» **EXERCISE INSTRUCTIONS**: For each line of the data below that contains "this", return that line.

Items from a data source

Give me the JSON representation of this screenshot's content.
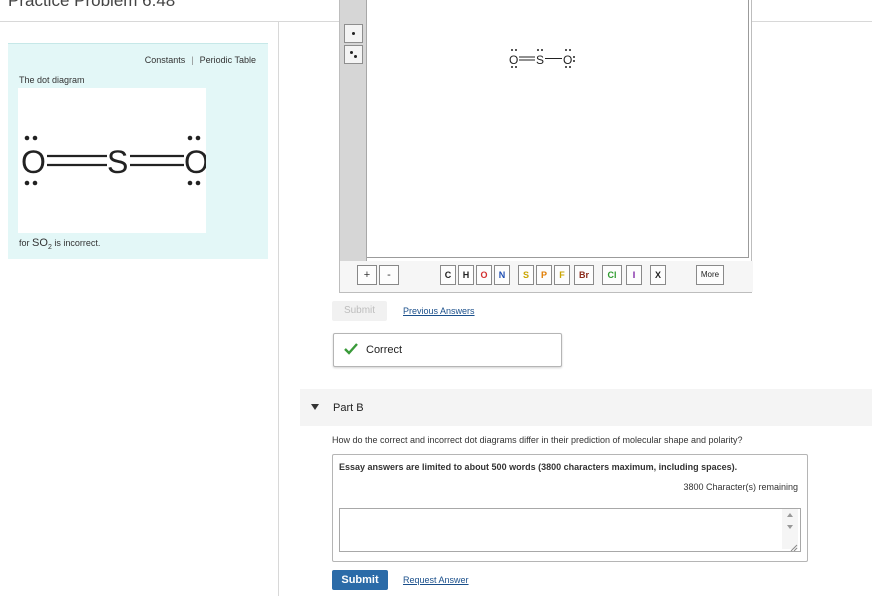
{
  "page": {
    "title": "Practice Problem 6.48"
  },
  "info_panel": {
    "links": {
      "constants": "Constants",
      "separator": "|",
      "periodic_table": "Periodic Table"
    },
    "intro": "The dot diagram",
    "diagram_atoms": [
      "O",
      "S",
      "O"
    ],
    "footer_prefix": "for",
    "formula_main": "SO",
    "formula_sub": "2",
    "footer_suffix": "is incorrect."
  },
  "drawing_tool": {
    "canvas_atoms": [
      "O",
      "S",
      "O"
    ],
    "charge_buttons": [
      "+",
      "-"
    ],
    "elements": [
      {
        "symbol": "C",
        "color": "#222222"
      },
      {
        "symbol": "H",
        "color": "#222222"
      },
      {
        "symbol": "O",
        "color": "#d32f2f"
      },
      {
        "symbol": "N",
        "color": "#1f4fb3"
      },
      {
        "symbol": "S",
        "color": "#c9a400"
      },
      {
        "symbol": "P",
        "color": "#e07b00"
      },
      {
        "symbol": "F",
        "color": "#c9a400"
      },
      {
        "symbol": "Br",
        "color": "#8b2a1a"
      },
      {
        "symbol": "Cl",
        "color": "#2e9b2e"
      },
      {
        "symbol": "I",
        "color": "#7a1fa2"
      },
      {
        "symbol": "X",
        "color": "#222222"
      }
    ],
    "more_label": "More"
  },
  "part_a": {
    "submit_label": "Submit",
    "previous_answers_label": "Previous Answers",
    "feedback": "Correct",
    "success_color": "#3a9a3a"
  },
  "part_b": {
    "label": "Part B",
    "question": "How do the correct and incorrect dot diagrams differ in their prediction of molecular shape and polarity?",
    "essay_limit": "Essay answers are limited to about 500 words (3800 characters maximum, including spaces).",
    "remaining": "3800 Character(s) remaining",
    "essay_value": "",
    "submit_label": "Submit",
    "request_answer_label": "Request Answer"
  }
}
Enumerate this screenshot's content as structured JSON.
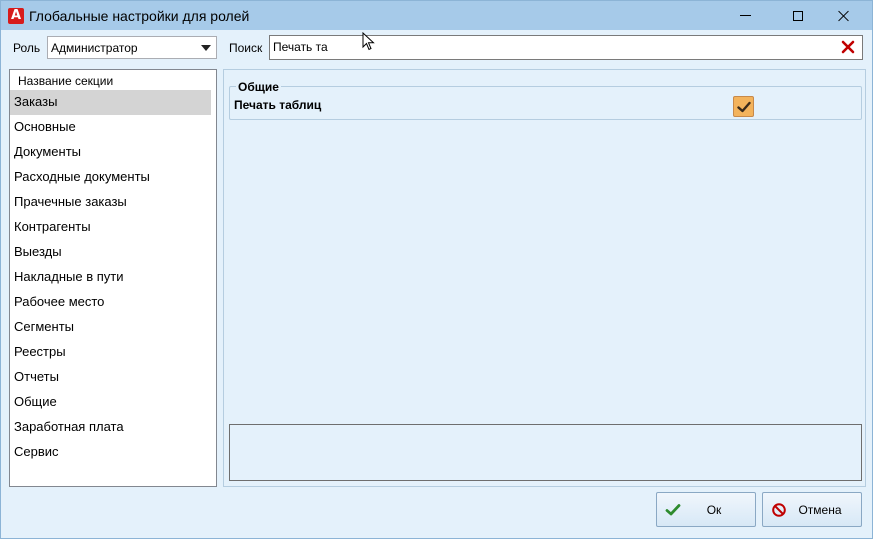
{
  "window": {
    "title": "Глобальные настройки для ролей",
    "app_icon_letter": "A"
  },
  "toolbar": {
    "role_label": "Роль",
    "role_value": "Администратор",
    "search_label": "Поиск",
    "search_value": "Печать та"
  },
  "sections": {
    "header": "Название секции",
    "items": [
      "Заказы",
      "Основные",
      "Документы",
      "Расходные документы",
      "Прачечные заказы",
      "Контрагенты",
      "Выезды",
      "Накладные в пути",
      "Рабочее место",
      "Сегменты",
      "Реестры",
      "Отчеты",
      "Общие",
      "Заработная плата",
      "Сервис"
    ],
    "selected_index": 0
  },
  "settings": {
    "group_title": "Общие",
    "option_label": "Печать таблиц",
    "option_checked": true
  },
  "buttons": {
    "ok_label": "Ок",
    "cancel_label": "Отмена"
  },
  "colors": {
    "window_bg": "#e4f1fb",
    "titlebar_bg": "#a6cae9",
    "checkbox_fill": "#f3b35c",
    "clear_icon": "#c00000",
    "ok_icon": "#2e8b2e",
    "cancel_icon": "#c00000"
  },
  "icons": {
    "clear": "close-x-icon",
    "ok": "check-icon",
    "cancel": "no-entry-icon"
  }
}
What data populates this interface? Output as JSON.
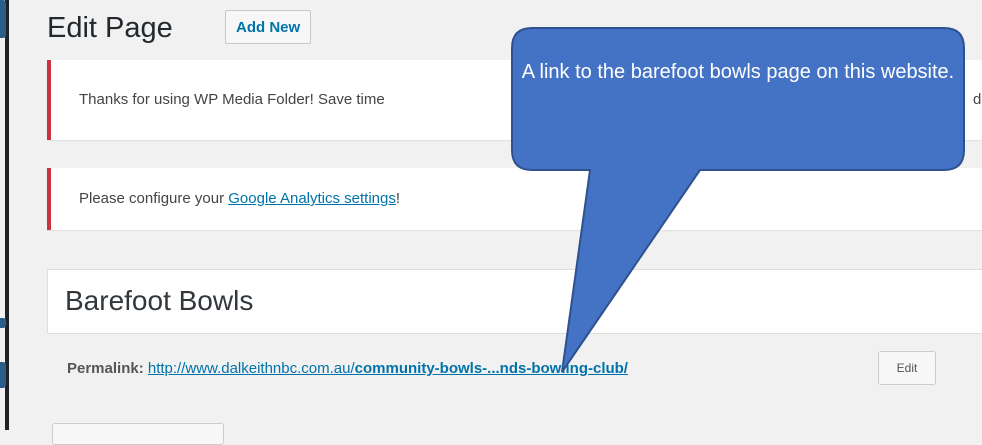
{
  "header": {
    "title": "Edit Page",
    "add_new_label": "Add New"
  },
  "notices": {
    "media_folder_text": "Thanks for using WP Media Folder! Save time",
    "media_folder_trailing": "de",
    "analytics_prefix": "Please configure your ",
    "analytics_link": "Google Analytics settings",
    "analytics_suffix": "!"
  },
  "editor": {
    "page_title_value": "Barefoot Bowls"
  },
  "permalink": {
    "label": "Permalink:",
    "url_prefix": "http://www.dalkeithnbc.com.au/",
    "url_slug": "community-bowls-...nds-bowling-club/",
    "edit_label": "Edit"
  },
  "callout": {
    "text": "A link to the barefoot bowls page on this website."
  },
  "colors": {
    "callout_fill": "#4472c4",
    "callout_stroke": "#2f528f",
    "notice_border": "#c9333f",
    "link": "#0073aa"
  }
}
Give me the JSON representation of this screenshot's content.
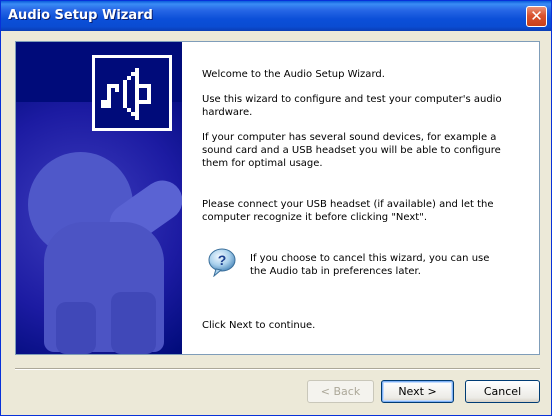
{
  "window": {
    "title": "Audio Setup Wizard",
    "close_label": "✕"
  },
  "content": {
    "welcome": "Welcome to the Audio Setup Wizard.",
    "intro": "Use this wizard to configure and test your computer's audio hardware.",
    "devices": "If your computer has several sound devices, for example a sound card and a USB headset you will be able to configure them for optimal usage.",
    "connect": "Please connect your USB headset (if available) and let the computer recognize it before clicking \"Next\".",
    "help": "If you choose to cancel this wizard, you can use the Audio tab in preferences later.",
    "continue": "Click Next to continue."
  },
  "buttons": {
    "back": "< Back",
    "next": "Next >",
    "cancel": "Cancel"
  },
  "colors": {
    "side_panel": "#000b7a",
    "titlebar": "#0a4cd2"
  },
  "icons": {
    "speaker": "speaker-icon",
    "help": "help-question-icon",
    "close": "close-icon"
  }
}
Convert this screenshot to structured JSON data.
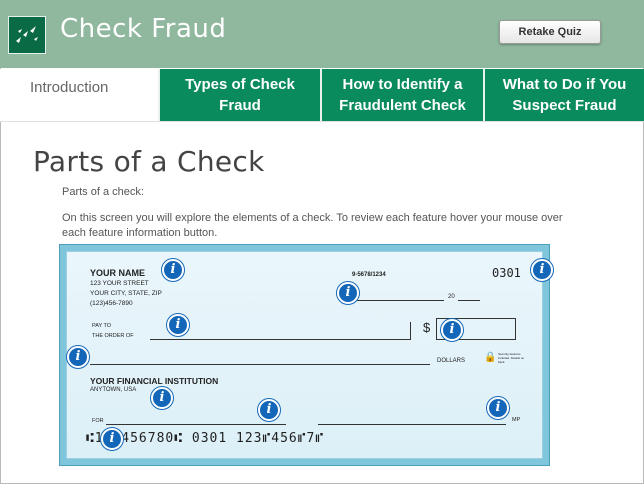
{
  "header": {
    "title": "Check Fraud",
    "retake_label": "Retake Quiz",
    "logo_icon": "bank-logo-icon"
  },
  "tabs": [
    {
      "label": "Introduction"
    },
    {
      "label": "Types of Check Fraud"
    },
    {
      "label": "How to Identify a Fraudulent Check"
    },
    {
      "label": "What to Do if You Suspect Fraud"
    }
  ],
  "main": {
    "heading": "Parts of a Check",
    "subheading": "Parts of a check:",
    "description": "On this screen you will explore the elements of a check. To review each feature hover your mouse over each feature information button."
  },
  "check": {
    "name": "YOUR NAME",
    "street": "123 YOUR STREET",
    "city": "YOUR CITY, STATE, ZIP",
    "phone": "(123)456-7890",
    "routing_fraction": "9-5678/1234",
    "check_number": "0301",
    "date_label": "20",
    "pay_to_line1": "PAY TO",
    "pay_to_line2": "THE ORDER OF",
    "dollar_sign": "$",
    "dollars_label": "DOLLARS",
    "security_note": "Security features included. Details on back.",
    "bank_name": "YOUR FINANCIAL INSTITUTION",
    "bank_city": "ANYTOWN, USA",
    "for_label": "FOR",
    "signature_label": "MP",
    "micr_line": "⑆123456780⑆ 0301 123⑈456⑈7⑈",
    "info_icon_label": "i"
  },
  "colors": {
    "header_bg": "#8fb89e",
    "tab_green": "#0a8b5e",
    "info_blue": "#1467b8",
    "check_border": "#7fc6dd"
  }
}
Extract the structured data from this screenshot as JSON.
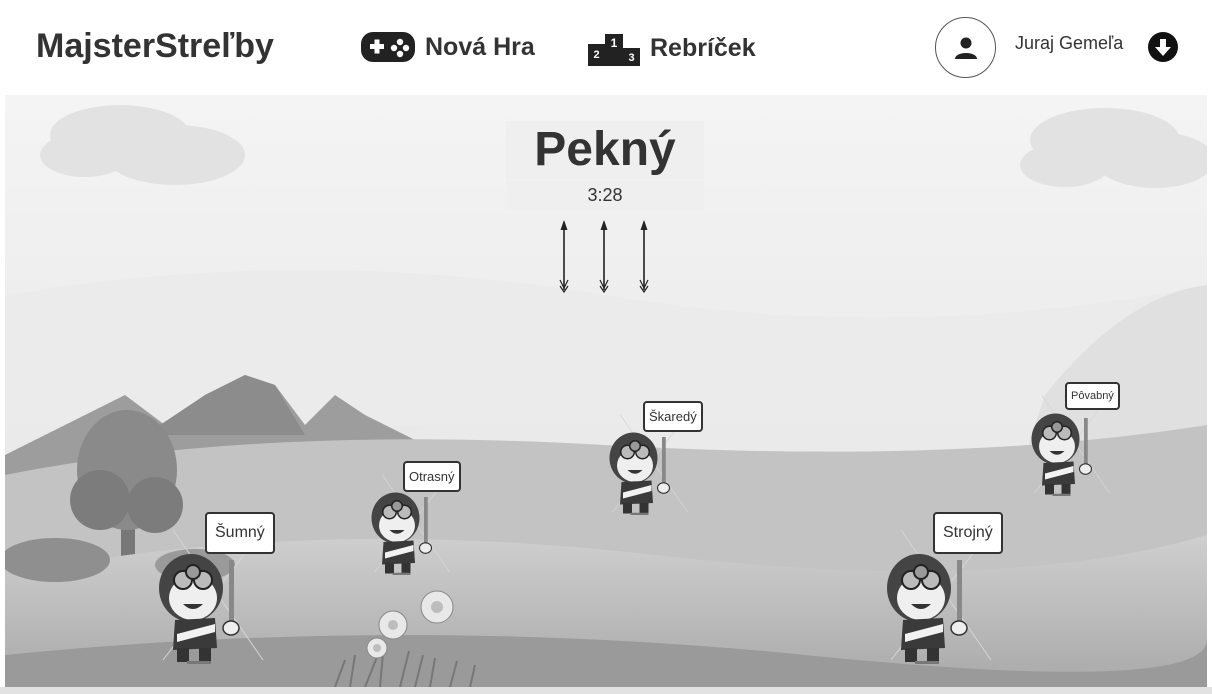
{
  "header": {
    "brand": "MajsterStreľby",
    "nav": {
      "new_game": "Nová Hra",
      "leaderboard": "Rebríček"
    },
    "user": {
      "name": "Juraj Gemeľa"
    }
  },
  "game": {
    "prompt_word": "Pekný",
    "timer": "3:28",
    "arrows_remaining": 3,
    "targets": [
      {
        "label": "Šumný"
      },
      {
        "label": "Otrasný"
      },
      {
        "label": "Škaredý"
      },
      {
        "label": "Pôvabný"
      },
      {
        "label": "Strojný"
      }
    ]
  },
  "icons": {
    "new_game": "gamepad-icon",
    "leaderboard": "podium-icon",
    "avatar": "user-icon",
    "menu": "arrow-down-circle-icon"
  },
  "colors": {
    "text": "#333333",
    "panel": "#efefef",
    "sky": "#f2f2f2",
    "hill": "#b9b9b9"
  }
}
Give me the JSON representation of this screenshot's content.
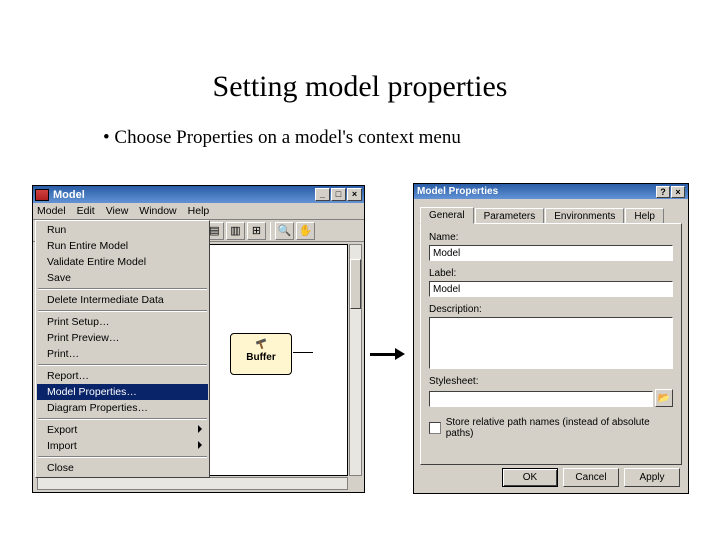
{
  "title": "Setting model properties",
  "bullet": "• Choose Properties on a model's context menu",
  "leftWindow": {
    "title": "Model",
    "winButtons": {
      "min": "_",
      "max": "□",
      "close": "×"
    },
    "menubar": [
      "Model",
      "Edit",
      "View",
      "Window",
      "Help"
    ],
    "toolbarIcons": [
      "□",
      "▦",
      "▤",
      "▥",
      "⊞",
      "🔍",
      "✋"
    ]
  },
  "contextMenu": {
    "items": [
      "Run",
      "Run Entire Model",
      "Validate Entire Model",
      "Save",
      "-",
      "Delete Intermediate Data",
      "-",
      "Print Setup…",
      "Print Preview…",
      "Print…",
      "-",
      "Report…",
      "Model Properties…",
      "Diagram Properties…",
      "-",
      "Export",
      "Import",
      "-",
      "Close"
    ],
    "selectedIndex": 12,
    "submenuIndices": [
      15,
      16
    ]
  },
  "node": {
    "label": "Buffer"
  },
  "rightDialog": {
    "title": "Model Properties",
    "winButtons": {
      "help": "?",
      "close": "×"
    },
    "tabs": [
      "General",
      "Parameters",
      "Environments",
      "Help"
    ],
    "activeTab": 0,
    "fields": {
      "nameLabel": "Name:",
      "nameValue": "Model",
      "labelLabel": "Label:",
      "labelValue": "Model",
      "descLabel": "Description:",
      "styleLabel": "Stylesheet:",
      "checkboxLabel": "Store relative path names (instead of absolute paths)"
    },
    "buttons": {
      "ok": "OK",
      "cancel": "Cancel",
      "apply": "Apply"
    }
  }
}
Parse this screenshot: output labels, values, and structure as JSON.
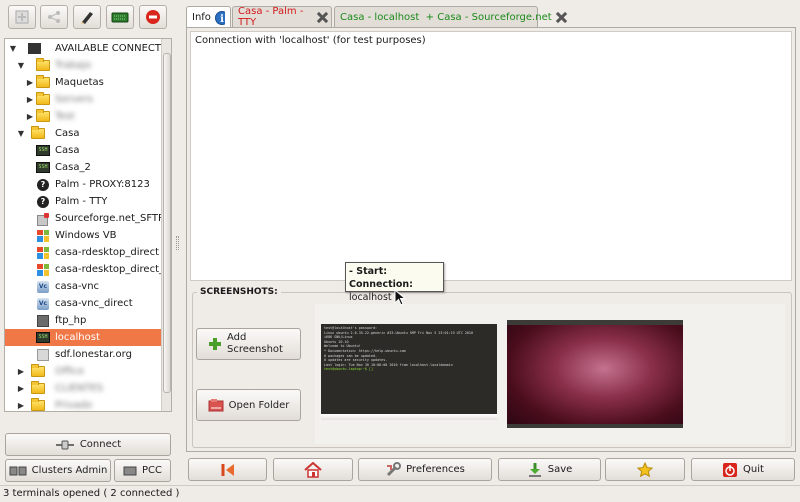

» **RESULT**:
Give me the JSON representation of this screenshot's content.
Enumerate this screenshot's content as structured JSON.
What data populates this interface? Output as JSON.
    "text": "A link to the barefoot bowls page on this website."
Give me the JSON representation of this screenshot's content.
    "intro": "Use this wizard to configure and test your computer's audio hardware.",
    "help": "If you choose to cancel this wizard, you can use the Audio tab in preferences later.",
Convert this screenshot to structured JSON data.
    "description": "On this screen you will explore the elements of a check. To review each feature hover your mouse over each feature information button."
Extract the structured data from this screenshot as JSON.
Give me the JSON representation of this screenshot's content.
Parse this screenshot: output labels, values, and structure as JSON.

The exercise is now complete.